Common chemical pollutants could be linked to celiac disease
Elevated blood levels of toxic chemicals found in pesticides, nonstick cookware, and fire retardants have been tied to an increased risk for celiac disease in young people, according to a new study published in the journal Environmental Research.
Researchers from the New York University (NYU) Grossman School of Medicine analyzed levels of toxic chemicals in the blood of 30 children and young adults, ages 3 to 21 years old, who were newly diagnosed with celiac disease at NYU Langone Hassenfeld Children's Hospital. Test results were compared with those from 60 other young people of similar age, gender, and race. People with genes HLA-DQ2 and HLA-DQ8 are known to be at greater risk of being diagnosed with celiac disease. Other symptoms of celiac disease include diarrhea, fatigue, and anemia, the researchers said.
The research team found that children and young adults with high blood levels of pesticides, and with high levels of pesticide-related chemicals called dichlorodiphenyldichlorethylenes (DDEs), were twice as likely to be newly diagnosed with celiac disease as those without high levels.

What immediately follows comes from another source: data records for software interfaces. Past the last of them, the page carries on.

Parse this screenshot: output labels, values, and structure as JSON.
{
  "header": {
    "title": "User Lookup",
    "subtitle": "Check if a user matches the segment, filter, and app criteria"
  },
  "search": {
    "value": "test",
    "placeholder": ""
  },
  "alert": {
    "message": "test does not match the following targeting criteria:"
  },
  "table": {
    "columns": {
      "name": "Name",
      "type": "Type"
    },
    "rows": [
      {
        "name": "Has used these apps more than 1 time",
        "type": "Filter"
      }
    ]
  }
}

The study also found that gender differences existed for celiac disease related to toxic exposures. For females, who make up many celiac cases, higher-than-normal pesticide exposure meant they were at least eight times more likely to become gluten intolerant. Young females with elevated levels of nonstick chemicals, known as perflouoroalkyls (PFAs), including products like Teflon, were five to nine times more likely to have celiac disease. Young males, on the other hand, were twice as likely to be diagnosed with the disease if they had elevated blood levels of fire-retardant chemicals, polybrominated diphenyl ethers, or PBDEs.
People with celiac disease have severe gut reactions, including diarrhea and bloating, to foods containing gluten, a protein found in wheat, rye, and barley. The only treatment is a gluten-free diet, with no bread, pasta, or cake, according to Abigail Gaylord, MPH, lead investigator of the study.

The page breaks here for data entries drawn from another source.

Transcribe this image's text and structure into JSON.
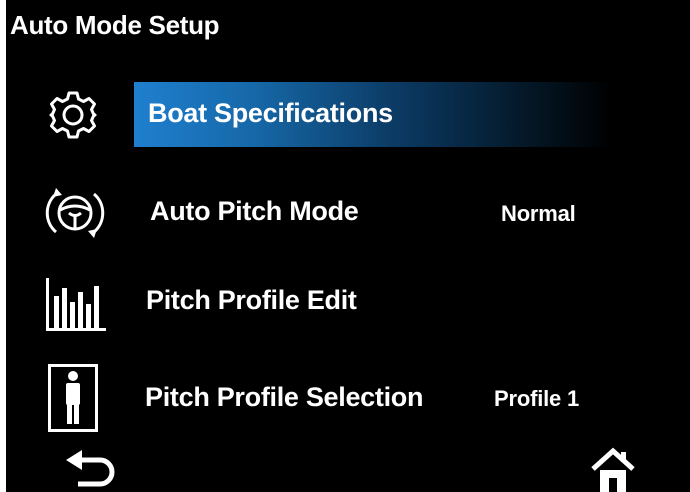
{
  "header": {
    "title": "Auto Mode Setup"
  },
  "menu": {
    "items": [
      {
        "label": "Boat Specifications",
        "value": "",
        "icon": "gear-icon",
        "selected": true
      },
      {
        "label": "Auto Pitch Mode",
        "value": "Normal",
        "icon": "steering-wheel-icon",
        "selected": false
      },
      {
        "label": "Pitch Profile Edit",
        "value": "",
        "icon": "bar-chart-icon",
        "selected": false
      },
      {
        "label": "Pitch Profile Selection",
        "value": "Profile 1",
        "icon": "person-icon",
        "selected": false
      }
    ]
  },
  "footer": {
    "back_icon": "back-arrow-icon",
    "home_icon": "home-icon"
  },
  "colors": {
    "background": "#000000",
    "text": "#ffffff",
    "highlight": "#1f7fcf"
  }
}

Further studies are needed to demonstrate that these toxic chemicals are a direct cause of celiac disease, the researchers said.